But while we wait for further details, we can use the city’s experience with the Kelso widening as a guide to what is to come.

First, the bad: there will be dust, there will be delays for drivers and there will be frustration.

The almost two-and-a-half years of work on the duplication of the highway through Kelso tested the patience of everyone in Bathurst, but particularly so those who had to travel that way into the CBD for work.

Like every big infrastructure project, it seemed at one stage like it was never going to end.

And then it did end, and the bad memories have quickly faded.

We’ll have to accept that the eastern entrance to the city will again be a construction zone for some time. But the end result – as it was with the Kelso work – will be worth it.

Next, the good: apart from the obvious benefits of a duplicated highway (increased safety, more overtaking opportunities, another small reduction in the time it takes to get to Sydney), this next stage of work is also likely to bring investment to that part of the city.

We’ve already seen it with the Kelso work.

Before the end of the Kelso highway duplication, Clancy Motors had completed and moved into its new location next to what would soon be the dual lanes, leaving its restricted CBD sites after decades. And by the end of the highway duplication, earthmoving work had started on the Gateway commercial development on land opposite Harvey Norman.

Both were projects which had been planned for some time. The highway duplication, however, provided an impetus.

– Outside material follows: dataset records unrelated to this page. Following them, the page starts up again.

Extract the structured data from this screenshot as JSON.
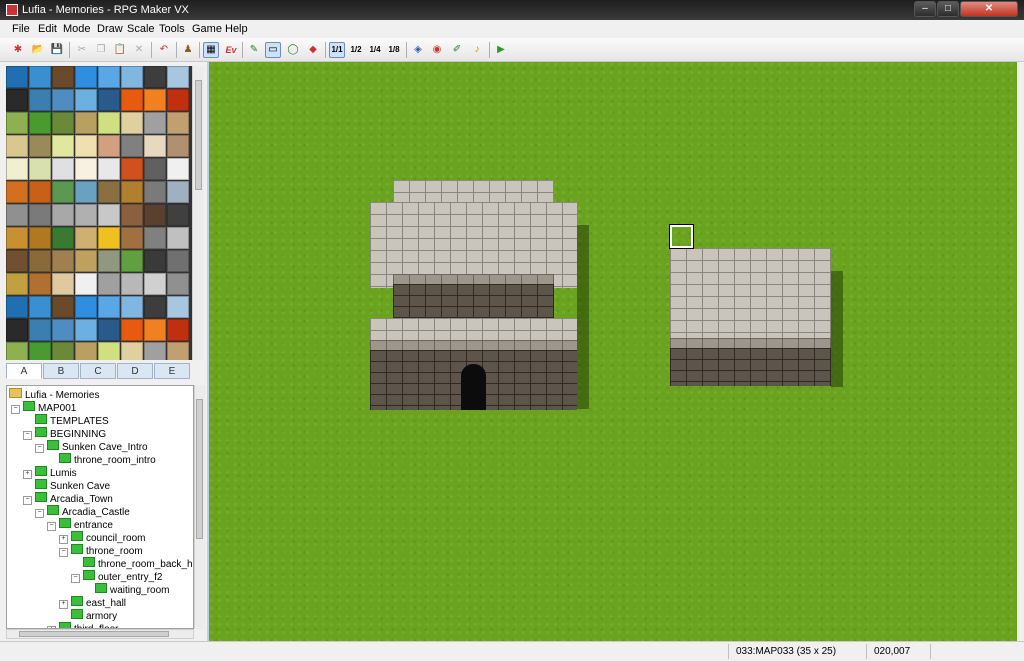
{
  "window": {
    "title": "Lufia - Memories - RPG Maker VX"
  },
  "menu": [
    "File",
    "Edit",
    "Mode",
    "Draw",
    "Scale",
    "Tools",
    "Game",
    "Help"
  ],
  "toolbar": {
    "buttons": [
      {
        "name": "new-project-icon",
        "glyph": "✱"
      },
      {
        "name": "open-project-icon",
        "glyph": "📂"
      },
      {
        "name": "save-icon",
        "glyph": "💾"
      },
      {
        "name": "cut-icon",
        "glyph": "✂"
      },
      {
        "name": "copy-icon",
        "glyph": "❐"
      },
      {
        "name": "paste-icon",
        "glyph": "📋"
      },
      {
        "name": "delete-icon",
        "glyph": "✕"
      },
      {
        "name": "undo-icon",
        "glyph": "↶"
      },
      {
        "name": "map-mode-icon",
        "glyph": "♟"
      },
      {
        "name": "tile-layer-icon",
        "glyph": "▦"
      },
      {
        "name": "event-layer-icon",
        "glyph": "Ev"
      },
      {
        "name": "pencil-icon",
        "glyph": "✎"
      },
      {
        "name": "rectangle-icon",
        "glyph": "▭"
      },
      {
        "name": "ellipse-icon",
        "glyph": "◯"
      },
      {
        "name": "fill-icon",
        "glyph": "◆"
      },
      {
        "name": "scale-1-1-icon",
        "glyph": "1/1"
      },
      {
        "name": "scale-1-2-icon",
        "glyph": "1/2"
      },
      {
        "name": "scale-1-4-icon",
        "glyph": "1/4"
      },
      {
        "name": "scale-1-8-icon",
        "glyph": "1/8"
      },
      {
        "name": "database-icon",
        "glyph": "◈"
      },
      {
        "name": "resource-manager-icon",
        "glyph": "◉"
      },
      {
        "name": "script-editor-icon",
        "glyph": "✐"
      },
      {
        "name": "sound-test-icon",
        "glyph": "♪"
      },
      {
        "name": "playtest-icon",
        "glyph": "▶"
      }
    ]
  },
  "tileset_tabs": [
    "A",
    "B",
    "C",
    "D",
    "E"
  ],
  "tree": {
    "project": "Lufia - Memories",
    "items": [
      {
        "label": "MAP001",
        "depth": 0,
        "exp": "−"
      },
      {
        "label": "TEMPLATES",
        "depth": 1,
        "exp": ""
      },
      {
        "label": "BEGINNING",
        "depth": 1,
        "exp": "−"
      },
      {
        "label": "Sunken Cave_Intro",
        "depth": 2,
        "exp": "−"
      },
      {
        "label": "throne_room_intro",
        "depth": 3,
        "exp": ""
      },
      {
        "label": "Lumis",
        "depth": 1,
        "exp": "+"
      },
      {
        "label": "Sunken Cave",
        "depth": 1,
        "exp": ""
      },
      {
        "label": "Arcadia_Town",
        "depth": 1,
        "exp": "−"
      },
      {
        "label": "Arcadia_Castle",
        "depth": 2,
        "exp": "−"
      },
      {
        "label": "entrance",
        "depth": 3,
        "exp": "−"
      },
      {
        "label": "council_room",
        "depth": 4,
        "exp": "+"
      },
      {
        "label": "throne_room",
        "depth": 4,
        "exp": "−"
      },
      {
        "label": "throne_room_back_ha",
        "depth": 5,
        "exp": ""
      },
      {
        "label": "outer_entry_f2",
        "depth": 5,
        "exp": "−"
      },
      {
        "label": "waiting_room",
        "depth": 6,
        "exp": ""
      },
      {
        "label": "east_hall",
        "depth": 4,
        "exp": "+"
      },
      {
        "label": "armory",
        "depth": 4,
        "exp": ""
      },
      {
        "label": "third_floor",
        "depth": 3,
        "exp": "+"
      }
    ]
  },
  "status": {
    "map_info": "033:MAP033 (35 x 25)",
    "coords": "020,007"
  },
  "colors": {
    "grass": "#6aa41f",
    "stone_top": "#c9c5bc",
    "stone_face": "#5d5549"
  }
}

The corridor between Kelso and Raglan, like the corridor through Kelso, is likely to be changed in more ways than one by this announced work.

And we’ll be watching with interest.